— The U.S. Air Force-led Operationally Responsive Space (ORS) office is planning to procure its first operational satellite and launch it in 24 months in response to an “urgent need” coming from U.S. Central Command, the office’s top official said.
The office plans to move forward with an open competition for a satellite platform, or bus, and a payload expected to cost between $60 million and $70 million to satisfy an intelligence, surveillance and reconnaissance (ISR) need, Peter Wegner, ORS office director, said in an Aug. 5 interview. He declined to identify the need or the type of payload.
The plan now needs approval from the commander of U.S. Strategic Command, Air Force Gen. Kevin Chilton, and the Pentagon’s executive agent for space, Air Force Secretary Michael Donley. The decision is expected to be made in September, Wegner said.
The ORS office’s satellite development efforts have been limited thus far to experimental satellites such as the TacSat series, which is intended to demonstrate the ability to build and launch satellites quickly in response to an emerging need. The planned ISR satellite would be the first procured by the office for operational use.
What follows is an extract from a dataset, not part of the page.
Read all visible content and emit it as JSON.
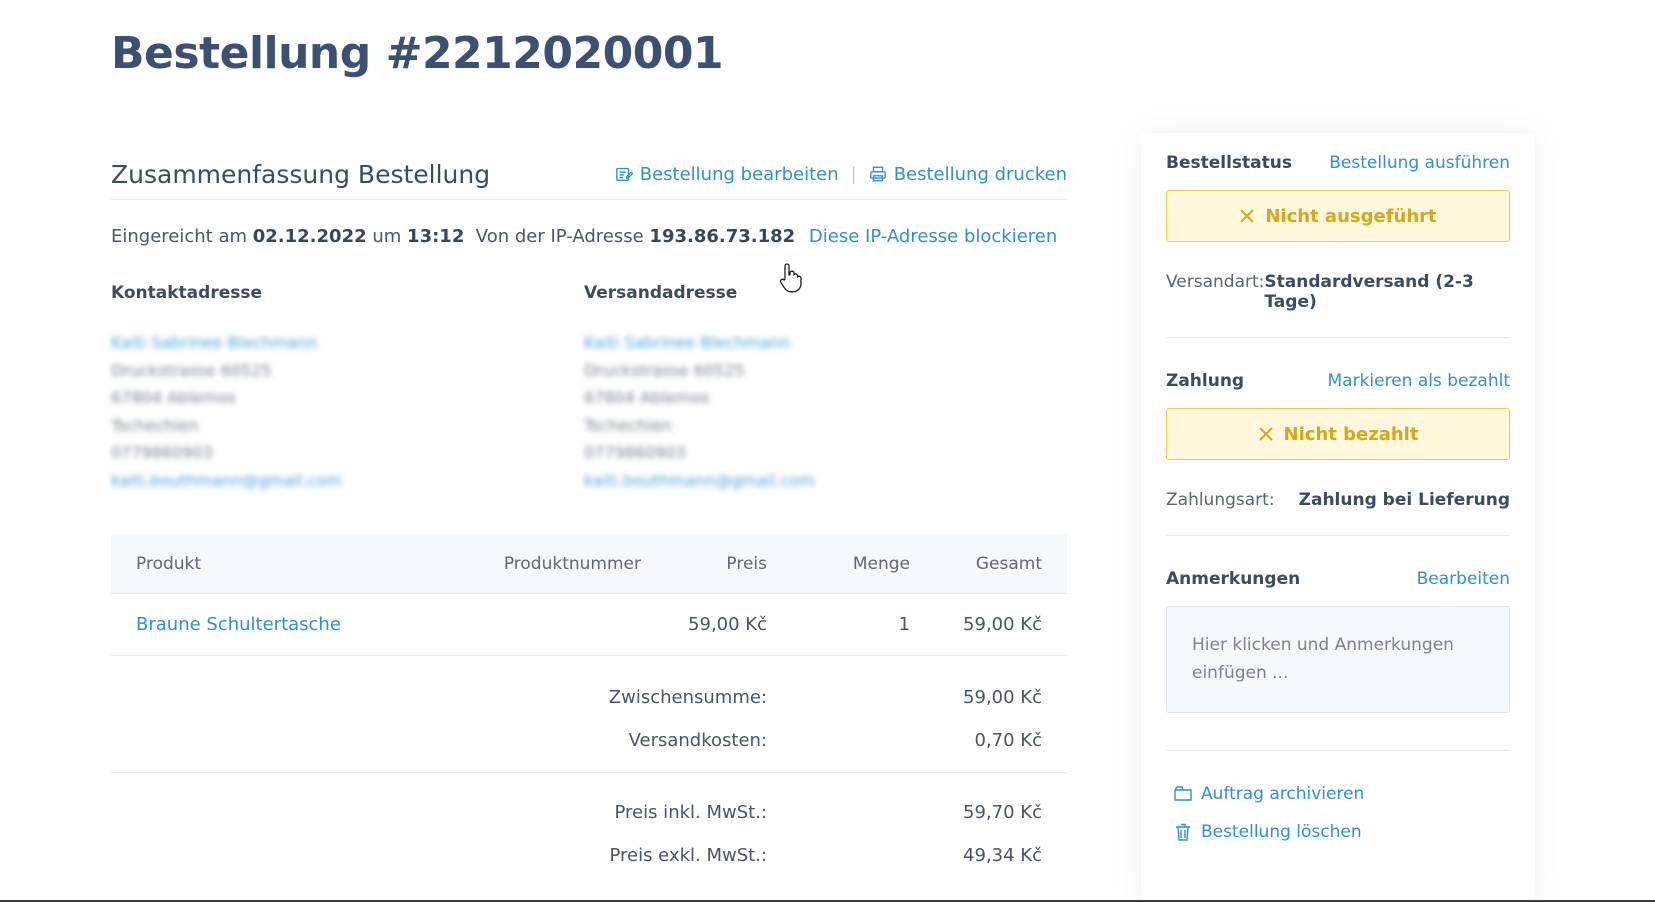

The ORS office has built-in budget flexibility to be able to respond to urgent needs of joint force commanders in a variety of ways. In the 15 months since being established, for example, the office has twice developed solutions for operational users: in one case it filled a gap in the U.S. Navy’s UHF satellite communications capacity; in the other it met an unspecified space situational awareness need, Wegner said. Both of those solutions were crafted using existing space and terrestrial capabilities in novel ways; neither involved building a satellite. The decisions were approved by Chilton and former Air Force Secretary Mike Wynne.
The ISR need that the office now hopes to address with a brand new satellite was the subject of an April 8 request relayed via Strategic Command, the ORS office said. It arose because there is an existing space system, which Wegner said he could not identify, that Central Command is relying on for some missions that will not be available at some point in the future.
“Centcom came to us and said, ‘when that system goes away, we’re going to have a problem, because we have a certain number of things that we need to do today that we rely on that system for,’” Wegner said. “So they said, ‘can you help us solve that problem?’”
The ORS office has a plan for a specific satellite system, but it remains unclear whether other parts of the military will be asked to contribute funds. The office, staffed by fewer than 20 people, also plans to work with another military organization to procure the satellite, although which one has yet to be determined. Among the organizations set up to procure satellites are the Air Force Space and
and the National Reconnaissance Office, which operates classified systems.
The ORS office has contracted with Orbital Sciences Corp. of
, for four launches, each spaced roughly one year apart, aboard Minotaur vehicles, which utilize excess strategic missile stages. The TacSat-3 satellite will launch in October aboard a Minotaur-1, followed by the TacSat-4 satellite in September 2009 on a larger Minotaur-4. If approved, the new ISR satellite will launch aboard a Minotaur in 2010, taking the place of the first of a new series of demonstration satellites dubbed ORS.
The ORS satellite series differs from TacSat in that the technologies to be tested are more mature. The first two satellites in the ORS series, ORS-1 and ORS-2, are still being defined.
“In terms of the way our budget strategy lays out right now, in addition to working with industry to develop these enabling technologies, we’re moving now to start rolling those into actual satellite procurement,” Wegner said. “We’ve basically laid out the ORS budget so that every year we are starting a new satellite acquisition. We are working now in refining the plan for ORS-1 and intend to kick that one off in the next couple months.”